Mondays are exhausting. A fun weekend, a rough re-entry to the workweek, and the last thing anyone wants to do at the end of it is to think about what to eat for dinner. Certainly spending a great deal of time or money acquiring food is not appealing when all you want to do is shovel it down and watch a football game or even just slip into bed early. Well, worry not, because this list takes the hard decisions out of the equation by rounding up the top places to grab quick, easy, and most of all, cheap eats on a Monday night in Seattle.
5) Hidden in plain sight next door to one of Seattle's best-known Vietnamese restaurants, Vietnam House brings authentic food to a bustling ID strip mall. With none of the glitz, glamour, or cocktail lists of neighboring Tamarind Tree, it also has none of the lines or the prices. What Vietnam House does have is Vietnamese classics like lotus root salad, and claypot fish, along with service that is prompt, helpful, and always sets down the beers with a smile.
4) The décor is seemingly unchanged from the 70's at the Wedgwood Broiler, and the prices are nearly as steady. Sure, it's a little strange (though exceedingly charming) that there are still Cheez-its and sliced salami on your dinner salad. But the salad is free on the side of your $8.25 burger--with a patty made in-house from beef the restaurant grinds itself. Or perhaps you'd rather feast on 11 ounces of prime rib for less than $20. Whatever your choice, the prices, the waitresses, and the look of the place all seem stuck somewhere, 30-plus years ago, in the most adorable of ways.
3) You mostly get what you pay for at U:Don: serve yourself at the counter, find a seat, don't try to find a modicum of décor in the bare, modern space. The exception is the food, where you're getting more than your money's worth--especially nice considering you're probably only handing over a fiver. The show-stopping eponymous noodles are expertly made in-house, offering the deep chew that can come only from a freshly crafted noodle.
2) Monday night is oyster night at the Cajun Crawfish. That means this south-end seafood shack puts its already cheap seafood on the bargain block. $12.99 for a dozen raw oysters is a great way to prep the palate for the onslaught of spicy crawfish, crab, or prawns that will come next. Seafood boils are the specialty here, but the low prices on all kinds of preparations--raw, fried, and boiled with the house boom bang sauce--make it always a worthwhile dinner destination.
1) It's no surprise that some of the best cheap food around is coming out of a convenience store in the U-District. What is far more surprising is that at Chili's Deli & Mart it is freshly made South Indian food that is being churned out.

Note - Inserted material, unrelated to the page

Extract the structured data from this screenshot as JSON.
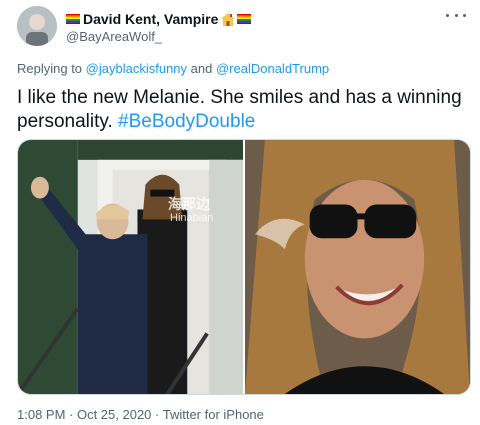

Forget the Doritos and ding-dongs, this place has paratas and goat curries waiting for you. Spicy stews, giant, crêpe-like dosas, and sweet lassi drinks bring a type of Indian food that isn't seen much in the area to this mini-mart façade.